_PROMPT_
Would you return the data exactly as given, except for its pictures?

_EXTRACTED INFORMATION_
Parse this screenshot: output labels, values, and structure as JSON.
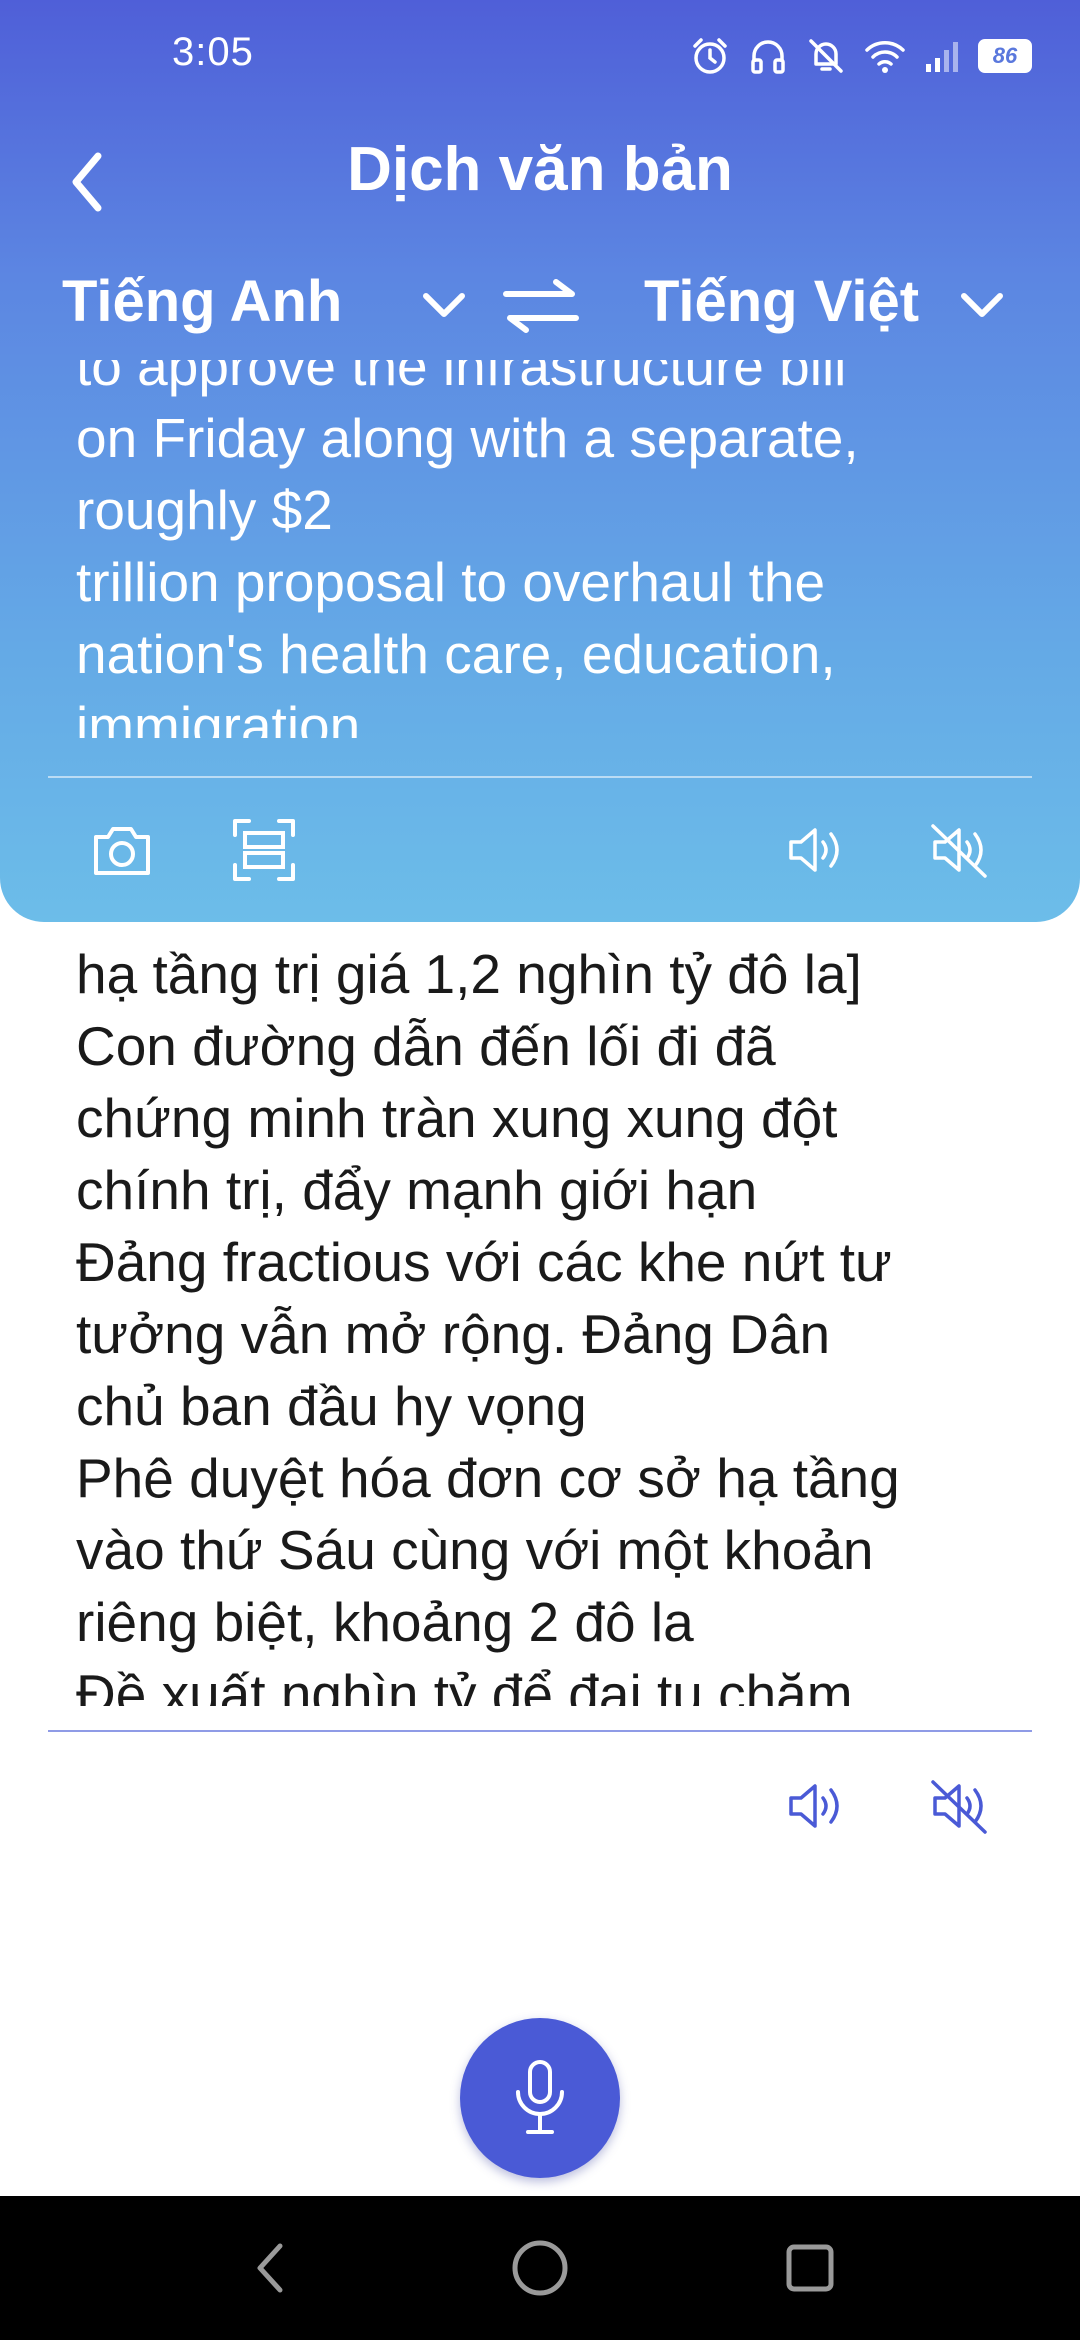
{
  "status_bar": {
    "time": "3:05",
    "battery_level": "86",
    "icons": [
      "alarm-icon",
      "headphones-icon",
      "bell-muted-icon",
      "wifi-icon",
      "signal-icon",
      "battery-icon"
    ]
  },
  "header": {
    "title": "Dịch văn bản",
    "back_icon": "chevron-left-icon"
  },
  "languages": {
    "source": "Tiếng Anh",
    "target": "Tiếng Việt",
    "swap_icon": "swap-arrows-icon"
  },
  "source_panel": {
    "text": "to approve the infrastructure bill\non Friday along with a separate,\nroughly $2\ntrillion proposal to overhaul the\nnation's health care, education,\nimmigration",
    "actions": {
      "camera_icon": "camera-icon",
      "scan_icon": "scan-icon",
      "speak_icon": "speaker-icon",
      "mute_icon": "speaker-muted-icon"
    }
  },
  "result_panel": {
    "text": "hạ tầng trị giá 1,2 nghìn tỷ đô la]\nCon đường dẫn đến lối đi đã\nchứng minh tràn xung xung đột\nchính trị, đẩy mạnh giới hạn\nĐảng fractious với các khe nứt tư\ntưởng vẫn mở rộng. Đảng Dân\nchủ ban đầu hy vọng\nPhê duyệt hóa đơn cơ sở hạ tầng\nvào thứ Sáu cùng với một khoản\nriêng biệt, khoảng 2 đô la\nĐề xuất nghìn tỷ để đại tu chăm",
    "actions": {
      "speak_icon": "speaker-icon",
      "mute_icon": "speaker-muted-icon"
    }
  },
  "mic": {
    "icon": "microphone-icon"
  },
  "nav_bar": {
    "items": [
      "back-nav-icon",
      "home-nav-icon",
      "recents-nav-icon"
    ]
  },
  "colors": {
    "gradient_top": "#4f5fd8",
    "gradient_bottom": "#6cbde9",
    "accent": "#4a5ad6",
    "result_icon": "#4a5ad6"
  }
}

_EXERCISE RESULT_
Parse this screenshot: output labels, values, and structure as JSON.
{
  "status_bar": {
    "time": "3:05",
    "battery_level": "86",
    "icons": [
      "alarm-icon",
      "headphones-icon",
      "bell-muted-icon",
      "wifi-icon",
      "signal-icon",
      "battery-icon"
    ]
  },
  "header": {
    "title": "Dịch văn bản",
    "back_icon": "chevron-left-icon"
  },
  "languages": {
    "source": "Tiếng Anh",
    "target": "Tiếng Việt",
    "swap_icon": "swap-arrows-icon"
  },
  "source_panel": {
    "text": "to approve the infrastructure bill\non Friday along with a separate,\nroughly $2\ntrillion proposal to overhaul the\nnation's health care, education,\nimmigration",
    "actions": {
      "camera_icon": "camera-icon",
      "scan_icon": "scan-icon",
      "speak_icon": "speaker-icon",
      "mute_icon": "speaker-muted-icon"
    }
  },
  "result_panel": {
    "text": "hạ tầng trị giá 1,2 nghìn tỷ đô la]\nCon đường dẫn đến lối đi đã\nchứng minh tràn xung xung đột\nchính trị, đẩy mạnh giới hạn\nĐảng fractious với các khe nứt tư\ntưởng vẫn mở rộng. Đảng Dân\nchủ ban đầu hy vọng\nPhê duyệt hóa đơn cơ sở hạ tầng\nvào thứ Sáu cùng với một khoản\nriêng biệt, khoảng 2 đô la\nĐề xuất nghìn tỷ để đại tu chăm",
    "actions": {
      "speak_icon": "speaker-icon",
      "mute_icon": "speaker-muted-icon"
    }
  },
  "mic": {
    "icon": "microphone-icon"
  },
  "nav_bar": {
    "items": [
      "back-nav-icon",
      "home-nav-icon",
      "recents-nav-icon"
    ]
  },
  "colors": {
    "gradient_top": "#4f5fd8",
    "gradient_bottom": "#6cbde9",
    "accent": "#4a5ad6",
    "result_icon": "#4a5ad6"
  }
}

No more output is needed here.